§ **WORK INSTRUCTIONS**: Everything in the records is to be written out exactly, except the pictures.

§ **PROVIDED MATERIAL**:
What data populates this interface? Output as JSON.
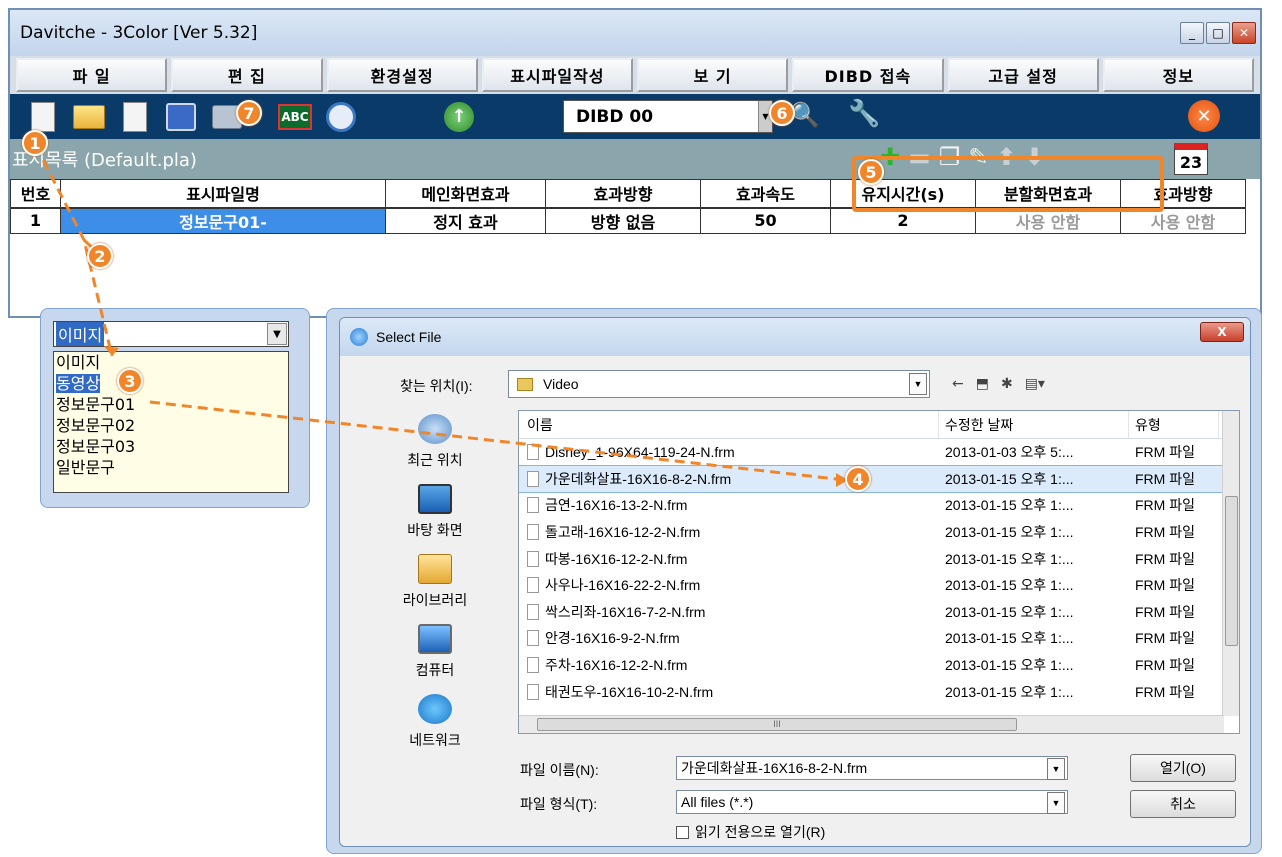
{
  "app": {
    "title": "Davitche - 3Color [Ver 5.32]",
    "menu": [
      "파   일",
      "편   집",
      "환경설정",
      "표시파일작성",
      "보   기",
      "DIBD 접속",
      "고급 설정",
      "정보"
    ],
    "dibd_value": "DIBD 00",
    "abc_label": "ABC",
    "list_title": "표시목록 (Default.pla)",
    "calendar_day": "23",
    "columns": [
      "번호",
      "표시파일명",
      "메인화면효과",
      "효과방향",
      "효과속도",
      "유지시간(s)",
      "분할화면효과",
      "효과방향"
    ],
    "row": [
      "1",
      "정보문구01-",
      "정지 효과",
      "방향 없음",
      "50",
      "2",
      "사용 안함",
      "사용 안함"
    ]
  },
  "dropdown": {
    "selected": "이미지",
    "options": [
      "이미지",
      "동영상",
      "정보문구01",
      "정보문구02",
      "정보문구03",
      "일반문구"
    ],
    "highlighted_index": 1
  },
  "dialog": {
    "title": "Select File",
    "close_label": "X",
    "look_in_label": "찾는 위치(I):",
    "look_in_value": "Video",
    "places": [
      "최근 위치",
      "바탕 화면",
      "라이브러리",
      "컴퓨터",
      "네트워크"
    ],
    "headers": [
      "이름",
      "수정한 날짜",
      "유형"
    ],
    "files": [
      {
        "name": "Disney_1-96X64-119-24-N.frm",
        "date": "2013-01-03 오후 5:...",
        "type": "FRM 파일"
      },
      {
        "name": "가운데화살표-16X16-8-2-N.frm",
        "date": "2013-01-15 오후 1:...",
        "type": "FRM 파일"
      },
      {
        "name": "금연-16X16-13-2-N.frm",
        "date": "2013-01-15 오후 1:...",
        "type": "FRM 파일"
      },
      {
        "name": "돌고래-16X16-12-2-N.frm",
        "date": "2013-01-15 오후 1:...",
        "type": "FRM 파일"
      },
      {
        "name": "따봉-16X16-12-2-N.frm",
        "date": "2013-01-15 오후 1:...",
        "type": "FRM 파일"
      },
      {
        "name": "사우나-16X16-22-2-N.frm",
        "date": "2013-01-15 오후 1:...",
        "type": "FRM 파일"
      },
      {
        "name": "싹스리좌-16X16-7-2-N.frm",
        "date": "2013-01-15 오후 1:...",
        "type": "FRM 파일"
      },
      {
        "name": "안경-16X16-9-2-N.frm",
        "date": "2013-01-15 오후 1:...",
        "type": "FRM 파일"
      },
      {
        "name": "주차-16X16-12-2-N.frm",
        "date": "2013-01-15 오후 1:...",
        "type": "FRM 파일"
      },
      {
        "name": "태권도우-16X16-10-2-N.frm",
        "date": "2013-01-15 오후 1:...",
        "type": "FRM 파일"
      }
    ],
    "selected_file_index": 1,
    "scroll_label": "III",
    "filename_label": "파일 이름(N):",
    "filename_value": "가운데화살표-16X16-8-2-N.frm",
    "filetype_label": "파일 형식(T):",
    "filetype_value": "All files (*.*)",
    "readonly_label": "읽기 전용으로 열기(R)",
    "open_label": "열기(O)",
    "cancel_label": "취소"
  },
  "annotations": {
    "badges": [
      "1",
      "2",
      "3",
      "4",
      "5",
      "6",
      "7"
    ],
    "color": "#f0852a"
  },
  "colors": {
    "toolbar_bg": "#0a3a68",
    "list_header_bg": "#8aa6ac",
    "selection_blue": "#3d8ee6"
  }
}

§ **RESULT OF THE EXERCISE**:
What data populates this interface? Output as JSON.
{
  "app": {
    "title": "Davitche - 3Color [Ver 5.32]",
    "menu": [
      "파   일",
      "편   집",
      "환경설정",
      "표시파일작성",
      "보   기",
      "DIBD 접속",
      "고급 설정",
      "정보"
    ],
    "dibd_value": "DIBD 00",
    "abc_label": "ABC",
    "list_title": "표시목록 (Default.pla)",
    "calendar_day": "23",
    "columns": [
      "번호",
      "표시파일명",
      "메인화면효과",
      "효과방향",
      "효과속도",
      "유지시간(s)",
      "분할화면효과",
      "효과방향"
    ],
    "row": [
      "1",
      "정보문구01-",
      "정지 효과",
      "방향 없음",
      "50",
      "2",
      "사용 안함",
      "사용 안함"
    ]
  },
  "dropdown": {
    "selected": "이미지",
    "options": [
      "이미지",
      "동영상",
      "정보문구01",
      "정보문구02",
      "정보문구03",
      "일반문구"
    ],
    "highlighted_index": 1
  },
  "dialog": {
    "title": "Select File",
    "close_label": "X",
    "look_in_label": "찾는 위치(I):",
    "look_in_value": "Video",
    "places": [
      "최근 위치",
      "바탕 화면",
      "라이브러리",
      "컴퓨터",
      "네트워크"
    ],
    "headers": [
      "이름",
      "수정한 날짜",
      "유형"
    ],
    "files": [
      {
        "name": "Disney_1-96X64-119-24-N.frm",
        "date": "2013-01-03 오후 5:...",
        "type": "FRM 파일"
      },
      {
        "name": "가운데화살표-16X16-8-2-N.frm",
        "date": "2013-01-15 오후 1:...",
        "type": "FRM 파일"
      },
      {
        "name": "금연-16X16-13-2-N.frm",
        "date": "2013-01-15 오후 1:...",
        "type": "FRM 파일"
      },
      {
        "name": "돌고래-16X16-12-2-N.frm",
        "date": "2013-01-15 오후 1:...",
        "type": "FRM 파일"
      },
      {
        "name": "따봉-16X16-12-2-N.frm",
        "date": "2013-01-15 오후 1:...",
        "type": "FRM 파일"
      },
      {
        "name": "사우나-16X16-22-2-N.frm",
        "date": "2013-01-15 오후 1:...",
        "type": "FRM 파일"
      },
      {
        "name": "싹스리좌-16X16-7-2-N.frm",
        "date": "2013-01-15 오후 1:...",
        "type": "FRM 파일"
      },
      {
        "name": "안경-16X16-9-2-N.frm",
        "date": "2013-01-15 오후 1:...",
        "type": "FRM 파일"
      },
      {
        "name": "주차-16X16-12-2-N.frm",
        "date": "2013-01-15 오후 1:...",
        "type": "FRM 파일"
      },
      {
        "name": "태권도우-16X16-10-2-N.frm",
        "date": "2013-01-15 오후 1:...",
        "type": "FRM 파일"
      }
    ],
    "selected_file_index": 1,
    "scroll_label": "III",
    "filename_label": "파일 이름(N):",
    "filename_value": "가운데화살표-16X16-8-2-N.frm",
    "filetype_label": "파일 형식(T):",
    "filetype_value": "All files (*.*)",
    "readonly_label": "읽기 전용으로 열기(R)",
    "open_label": "열기(O)",
    "cancel_label": "취소"
  },
  "annotations": {
    "badges": [
      "1",
      "2",
      "3",
      "4",
      "5",
      "6",
      "7"
    ],
    "color": "#f0852a"
  },
  "colors": {
    "toolbar_bg": "#0a3a68",
    "list_header_bg": "#8aa6ac",
    "selection_blue": "#3d8ee6"
  }
}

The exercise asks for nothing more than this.